Let $A$ be a noetherian integral domain, $K$ its field of fractions, and $f \in K$. Assume that for each maximal ideal $\frak m$ of $A$ the element $f \in K \subseteq K\otimes_{A}\hat{A}_{\frak m}$ is in $\hat{A}_{\frak m} \subseteq K\otimes_{A}\hat{A}_{\frak m}$ (here $\hat{A}_{\frak m}$ denotes the completion of $A$ at $\frak m$). Then $f \in A$.

Here is the proof. It is enough to show that $f \in A_{\frak m}$ for all maximal ideals $\frak m$; hence we can assume that $A$ is local. Set $\hat K = K \otimes_A \hat A$; then $\hat K$ contains both $K$ and $\hat A$, and the statement is that $A = K \cap\hat A \in \hat K$.

So, $f \in K \cap\hat A$. By the easy part of descent theory, it is enough to show that $f \otimes 1 = 1 \otimes f \in \hat A \otimes_A \hat A$. But $f \otimes 1 = 1 \otimes f \in \hat K \otimes_K \hat K$, because $f \in K$, and $\hat A \otimes_A \hat A$ injects into $K \otimes_A (\hat A \otimes_A \hat A) = \hat K \otimes_K \hat K$.

By the way, I really don't like to interact with anonymous users, so I would appreciate it if you sent me a private email telling me who you are. You can find my email address on my homepage.
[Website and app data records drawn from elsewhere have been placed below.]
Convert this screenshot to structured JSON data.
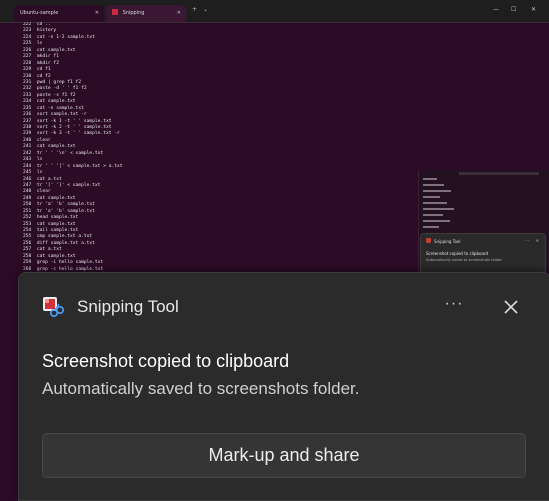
{
  "terminal": {
    "tabs": [
      {
        "label": "Ubuntu-sample"
      },
      {
        "label": "Snipping"
      }
    ],
    "new_tab": "+",
    "dropdown": "⌄",
    "window_controls": [
      "—",
      "☐",
      "✕"
    ],
    "lines": [
      "222  cd ..",
      "223  history",
      "224  cat -n 1-2 sample.txt",
      "225  ls",
      "226  cat sample.txt",
      "227  mkdir f1",
      "228  mkdir f2",
      "229  cd f1",
      "230  cd f2",
      "231  pwd | grep f1 f2",
      "232  paste -d ' ' f1 f2",
      "233  paste -s f1 f2",
      "234  cat sample.txt",
      "235  cat -n sample.txt",
      "236  sort sample.txt -r",
      "237  sort -k 1 -t ' ' sample.txt",
      "238  sort -k 2 -t ' ' sample.txt",
      "239  sort -k 3 -t ' ' sample.txt -r",
      "240  clear",
      "241  cat sample.txt",
      "242  tr ' ' '\\n' < sample.txt",
      "243  ls",
      "244  tr ' ' '[' < sample.txt > a.txt",
      "245  ls",
      "246  cat a.txt",
      "247  tr '[' ']' < sample.txt",
      "248  clear",
      "249  cat sample.txt",
      "250  tr 'a' 'b' sample.txt",
      "251  tr 'a' 'b' sample.txt",
      "252  head sample.txt",
      "253  cat sample.txt",
      "254  tail sample.txt",
      "255  cmp sample.txt a.txt",
      "256  diff sample.txt a.txt",
      "257  cat a.txt",
      "258  cat sample.txt",
      "259  grep -i hello sample.txt",
      "260  grep -c hello sample.txt"
    ]
  },
  "mini_toast": {
    "app_name": "Snipping Tool",
    "headline": "Screenshot copied to clipboard",
    "sub": "Automatically saved to screenshots folder.",
    "more": "···",
    "close": "✕"
  },
  "toast": {
    "app_name": "Snipping Tool",
    "app_icon": "snipping-tool-icon",
    "more_label": "···",
    "close_icon": "close-icon",
    "headline": "Screenshot copied to clipboard",
    "subtext": "Automatically saved to screenshots folder.",
    "action_label": "Mark-up and share"
  },
  "colors": {
    "terminal_bg": "#2c0b26",
    "toast_bg": "#2b2b2b",
    "button_bg": "#353535"
  }
}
$\endgroup$
4
$\begingroup$

The answer is yes. Ariyan Javanpeykar has contributed the hard part; here are the easy parts.

Let $\tilde{A}$ be the integral closure of $A$ in $\mathrm{Frac}(A)$ and let $\tilde{X} = \mathrm{Spec}(\tilde{A})$. Since the map $\tilde{X} \to X$ is continuous, the pull back of $h$ to $\tilde{X}$ is a continuous function. As the OP notes, this means that $h \in \tilde{A}$. So $h$ is integral over $A$.

On the other hand, Javanpeykar and Kucharczyk show that $A$ is integrally closed in the ring of holomorphic functions on $X$. We assumed that $h$ is a holomorphic function, and we have just shown that $h$ is integral over $A$. So $h \in A$.

$\endgroup$
  • $\begingroup$ Perfect, thank you very much! I was about to post this myself with a proof in the integrally closed case.The missing link was the integral closedness result of Javanpeykar and Kucharczyk. I would also be interested in knowing any proof that bypasses the reduction to the normal case. But for now, this is great $\endgroup$ – Abhishek Jun 12 at 2:21
  • 2
    $\begingroup$ One can also prove this with descent theory, without reducing to the normal case. And there is a formal version, that works for any noetherian domain. $\endgroup$ – Angelo Jun 12 at 3:45
  • $\begingroup$ @Angelo That's a nice suggestion! Is the idea that by descent theory it suffices to prove this for some fppf (fpqc/etale) cover of $X$? Any suggestions for which covers of $X$ I should try to look at, where it would be easier to prove the result? Also, what would the statement in the formal scheme setup be? $\endgroup$ – Abhishek Jun 12 at 8:31

Your Answer

By clicking “Post Your Answer”, you agree to our terms of service, privacy policy and cookie policy

Not the answer you're looking for? Browse other questions tagged or ask your own question.